        yprb[i,] <- prob[row(prob) == 1:m & col(prob) == y[i,] + 1]
    }
    return(list(post = log(sum(apply(yprb, 1, prod)))
        + log(prior(zeta, ...)), prob = prob))
}

To check the function we can compare it against fmodelpcm since the partial credit model is a special case where all \(\alpha_j = 1\).

alph <- rep(1, 5)        # "discrimination" parameters
beta <- matrix(0, 5, 2)  # "difficulty" parameters
set.seed(123)
zeta.fmodelpcm <- postsamp(fmodelpcm, c(0,1,2,1,0), bpar = beta,
    control = list(nbatch = samp + burn))
zeta.fmodelpcm <- data.frame(sample = 1:samp, 
    zeta = zeta.fmodelpcm$batch[(burn + 1):(samp + burn)])
head(zeta.fmodelpcm)
##   sample     zeta
## 1      1  0.07125
## 2      2 -0.07860
## 3      3 -0.07860
## 4      4 -0.07860
## 5      5 -0.39706
## 6      6  0.16018
set.seed(123)
zeta.fmodelgpc <- postsamp(fmodelgpc, c(0,1,2,1,0), apar = alph, bpar = beta,
    control = list(nbatch = samp + burn))
zeta.fmodelgpc <- data.frame(sample = 1:samp, 
    zeta = zeta.fmodelgpc$batch[(burn + 1):(samp + burn)])
head(zeta.fmodelgpc)
##   sample     zeta
## 1      1  0.07125
## 2      2 -0.07860
## 3      3 -0.07860
## 4      4 -0.07860
## 5      5 -0.39706
## 6      6  0.16018

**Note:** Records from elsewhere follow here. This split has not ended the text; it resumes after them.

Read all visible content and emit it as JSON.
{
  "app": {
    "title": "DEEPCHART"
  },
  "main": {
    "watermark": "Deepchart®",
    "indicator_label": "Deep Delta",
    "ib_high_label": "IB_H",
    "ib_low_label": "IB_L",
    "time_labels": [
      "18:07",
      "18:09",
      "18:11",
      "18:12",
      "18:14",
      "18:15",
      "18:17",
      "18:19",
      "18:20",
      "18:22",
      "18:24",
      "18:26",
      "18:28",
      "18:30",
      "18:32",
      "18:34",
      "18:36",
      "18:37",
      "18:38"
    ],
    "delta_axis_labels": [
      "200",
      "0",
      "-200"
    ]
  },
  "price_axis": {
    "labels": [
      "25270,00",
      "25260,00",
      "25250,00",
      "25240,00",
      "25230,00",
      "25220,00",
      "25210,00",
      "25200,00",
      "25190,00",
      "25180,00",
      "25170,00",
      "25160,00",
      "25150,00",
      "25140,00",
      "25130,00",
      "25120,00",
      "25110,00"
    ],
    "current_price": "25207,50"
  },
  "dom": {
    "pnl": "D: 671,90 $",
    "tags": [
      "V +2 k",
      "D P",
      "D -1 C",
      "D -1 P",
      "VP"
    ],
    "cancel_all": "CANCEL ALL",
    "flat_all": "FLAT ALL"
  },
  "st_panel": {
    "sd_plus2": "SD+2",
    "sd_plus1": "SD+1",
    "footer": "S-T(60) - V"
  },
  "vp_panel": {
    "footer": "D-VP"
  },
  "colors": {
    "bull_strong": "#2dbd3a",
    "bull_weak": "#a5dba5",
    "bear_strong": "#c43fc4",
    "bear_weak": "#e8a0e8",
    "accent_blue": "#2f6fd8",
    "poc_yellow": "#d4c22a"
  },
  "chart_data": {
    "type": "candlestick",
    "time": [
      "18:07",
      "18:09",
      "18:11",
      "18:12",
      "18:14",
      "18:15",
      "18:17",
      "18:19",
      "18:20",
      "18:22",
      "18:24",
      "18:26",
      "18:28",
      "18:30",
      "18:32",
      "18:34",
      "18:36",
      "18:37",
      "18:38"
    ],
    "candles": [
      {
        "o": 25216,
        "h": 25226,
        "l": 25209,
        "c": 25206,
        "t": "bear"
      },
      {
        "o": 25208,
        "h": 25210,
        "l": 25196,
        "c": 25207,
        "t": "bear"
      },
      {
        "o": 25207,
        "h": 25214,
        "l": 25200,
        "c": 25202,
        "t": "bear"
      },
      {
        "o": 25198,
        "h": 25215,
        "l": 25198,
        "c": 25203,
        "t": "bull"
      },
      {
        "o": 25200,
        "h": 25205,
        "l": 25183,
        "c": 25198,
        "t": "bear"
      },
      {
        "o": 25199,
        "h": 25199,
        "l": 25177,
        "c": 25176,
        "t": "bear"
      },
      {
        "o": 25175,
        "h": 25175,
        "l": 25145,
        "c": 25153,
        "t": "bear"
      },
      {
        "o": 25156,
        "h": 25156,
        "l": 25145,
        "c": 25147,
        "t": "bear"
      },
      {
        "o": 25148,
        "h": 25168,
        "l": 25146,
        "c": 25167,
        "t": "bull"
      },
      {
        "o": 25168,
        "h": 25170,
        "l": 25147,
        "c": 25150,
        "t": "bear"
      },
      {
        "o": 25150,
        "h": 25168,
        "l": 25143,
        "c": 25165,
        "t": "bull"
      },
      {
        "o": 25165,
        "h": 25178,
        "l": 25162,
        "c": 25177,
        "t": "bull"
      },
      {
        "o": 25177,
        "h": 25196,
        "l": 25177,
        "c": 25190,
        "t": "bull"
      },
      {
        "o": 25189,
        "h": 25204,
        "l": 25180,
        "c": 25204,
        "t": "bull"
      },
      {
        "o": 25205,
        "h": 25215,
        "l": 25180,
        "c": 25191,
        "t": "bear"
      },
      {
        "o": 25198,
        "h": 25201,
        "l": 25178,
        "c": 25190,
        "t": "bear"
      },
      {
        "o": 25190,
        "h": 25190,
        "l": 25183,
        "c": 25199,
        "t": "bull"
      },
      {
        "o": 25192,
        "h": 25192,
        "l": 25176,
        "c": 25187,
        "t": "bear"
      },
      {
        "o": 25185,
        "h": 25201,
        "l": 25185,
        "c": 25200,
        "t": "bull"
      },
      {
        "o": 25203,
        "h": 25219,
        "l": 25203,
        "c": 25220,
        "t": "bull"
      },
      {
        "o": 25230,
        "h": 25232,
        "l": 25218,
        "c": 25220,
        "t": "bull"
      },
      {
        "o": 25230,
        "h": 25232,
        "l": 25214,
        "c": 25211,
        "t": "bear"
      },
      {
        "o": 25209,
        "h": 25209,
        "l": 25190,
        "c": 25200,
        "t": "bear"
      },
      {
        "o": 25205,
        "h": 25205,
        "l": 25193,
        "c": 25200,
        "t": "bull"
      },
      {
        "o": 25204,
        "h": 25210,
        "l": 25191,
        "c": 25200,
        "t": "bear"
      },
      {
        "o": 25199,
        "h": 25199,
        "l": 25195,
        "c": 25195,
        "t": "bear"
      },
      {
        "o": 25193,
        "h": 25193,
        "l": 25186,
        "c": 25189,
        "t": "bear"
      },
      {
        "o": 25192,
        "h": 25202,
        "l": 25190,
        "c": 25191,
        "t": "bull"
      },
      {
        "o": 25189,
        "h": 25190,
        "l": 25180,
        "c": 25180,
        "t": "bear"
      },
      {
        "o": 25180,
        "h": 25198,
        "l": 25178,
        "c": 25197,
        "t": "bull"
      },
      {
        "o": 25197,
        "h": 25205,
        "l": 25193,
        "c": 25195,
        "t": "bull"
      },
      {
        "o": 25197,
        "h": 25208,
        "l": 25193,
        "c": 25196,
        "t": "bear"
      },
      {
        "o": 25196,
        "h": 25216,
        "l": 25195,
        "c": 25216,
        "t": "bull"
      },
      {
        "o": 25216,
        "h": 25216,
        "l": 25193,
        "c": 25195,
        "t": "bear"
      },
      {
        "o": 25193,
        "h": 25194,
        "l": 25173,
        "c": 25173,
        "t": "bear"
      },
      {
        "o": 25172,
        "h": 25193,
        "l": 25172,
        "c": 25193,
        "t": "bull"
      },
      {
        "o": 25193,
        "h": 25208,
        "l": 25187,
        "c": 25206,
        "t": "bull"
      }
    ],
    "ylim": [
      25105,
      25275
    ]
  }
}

As expected, both functions give the same results, but fmodelgpc could be used for cases where the items do not have equal discrimination parameters.

References

Muraki, E. (1992). A generalized partial credit model: Application of an EM algorithm. Applied Psychological Measurement, 16, 159-176.